PQRS 2015
Written by Editor   
Wednesday, December 31, 2014 04:24 PM

The Patient Protection and Affordable Care Act (PPACA) mandated that non-participation or unsuccessful/unsatisfactory reporting in Medicare’s Physician Quality Reporting System (PQRS), formerly referred to as PQRI, will result in negative payment adjustments to Medicare reimbursement beginning in 2015.

In the 2012 Medicare Physician Fee Schedule Final Rule, the Centers for Medicare and Medicaid Services (CMS) ruled that providers who did not successfully/satisfactorily participate in PQRS by the 2013 reporting period will have their Medicare reimbursement decreased by 1.5 percent beginning on January 1, 2015. Non-participation or unsuccessful/unsatisfactory reporting during the 2014 performance period will result in a 2% reduction in a provider's 2016 Medicare reimbursement, and further non-participation or unsuccessful/unsatisfactory reporting this year (Jan. 1 -  Dec. 31, 2015) will affect a provider's 2017 Medicare reimbursement by applying a payment reduction of 2%.
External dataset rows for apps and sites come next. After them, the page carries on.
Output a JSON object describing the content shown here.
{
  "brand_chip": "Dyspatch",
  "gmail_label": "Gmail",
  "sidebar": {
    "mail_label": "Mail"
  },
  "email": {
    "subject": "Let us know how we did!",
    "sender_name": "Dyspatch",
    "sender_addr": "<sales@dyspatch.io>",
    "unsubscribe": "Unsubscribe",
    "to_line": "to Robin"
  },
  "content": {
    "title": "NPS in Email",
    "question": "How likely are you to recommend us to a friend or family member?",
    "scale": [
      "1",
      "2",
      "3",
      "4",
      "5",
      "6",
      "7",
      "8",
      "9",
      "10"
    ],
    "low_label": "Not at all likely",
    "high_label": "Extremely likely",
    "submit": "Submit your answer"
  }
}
If you have never participated in PQRS, you may not know where to begin. For those doctors of chiropractic who are continuing their participation in PQRS in 2015, please be advised that significant updates and revisions have been made to the PQRS Measures applicable to chiropractic practices. 

For the 2015 reporting period (January 1 – December 31, 2015), DCs have two (2) PQRS Measures that they are able to report. Getting Started with PQRS 2015—A Guidebook for Doctors of Chiropractic - The ACA has developed the PQRS Guidebook specifically with the chiropractic practice in mind. We have researched all of the 2015 regulations and measure specifications, identified the information that DCs need to know, and compiled that information into this succinct and efficient resource to assist with the proper implementation of PQRS reporting in your office.

“Quality” is an increasing concern for healthcare policymakers in Washington, DC. The word dovetails into various areas such as pay-for-performance and health IT. Although this issue and its related areas have been percolating for almost a dozen years (and there is some experience in private pay on the issues), with the development of actual quality measures and the continuing significant reimbursement reform challenges, this is all now on the front-burner where public programs (and specifically, Medicare) are concerned. The Tax Relief and Healthcare Act of 2006 linked reimbursement to reporting on quality measures for the first time; CMS’ Physician Quality Reporting System (PQRS), is the program associated with this.

Quality measures, generally, are rooted in evidence-based medicine. They can be “guideline” measures (e.g., you get 12 visits for acute low back pain), “process” measures (e.g., when a patient comes in with a cardiovascular episode and you gave them an aspirin), or “outcome” measures (e.g., "X" condition was resolved). There are also other types of measures, such as “structural,” “efficiency,” or “cost of care” measures.

Measures are not specialty-specific, and there is significant debate on the value of the different types of measures, with the community currently focusing mostly on “process” measures. Certain groups are also paying close attention to “structural” and “cost of care” measures. The ultimate goal of all parties is to have effective outcomes measures.

There is also significant debate about whether certain measures simply demonstrate competency or actually will improve quality. For example, some measures deal with the documentation of care. Many in the community argue that documentation of care should be happening anyway, while others point out that it doesn’t happen 100% of the time, hence there’s room for improvement—a gap in care—with which a measure could help.


Source: http://www.acatoday.org/content_css.cfm?CID=2296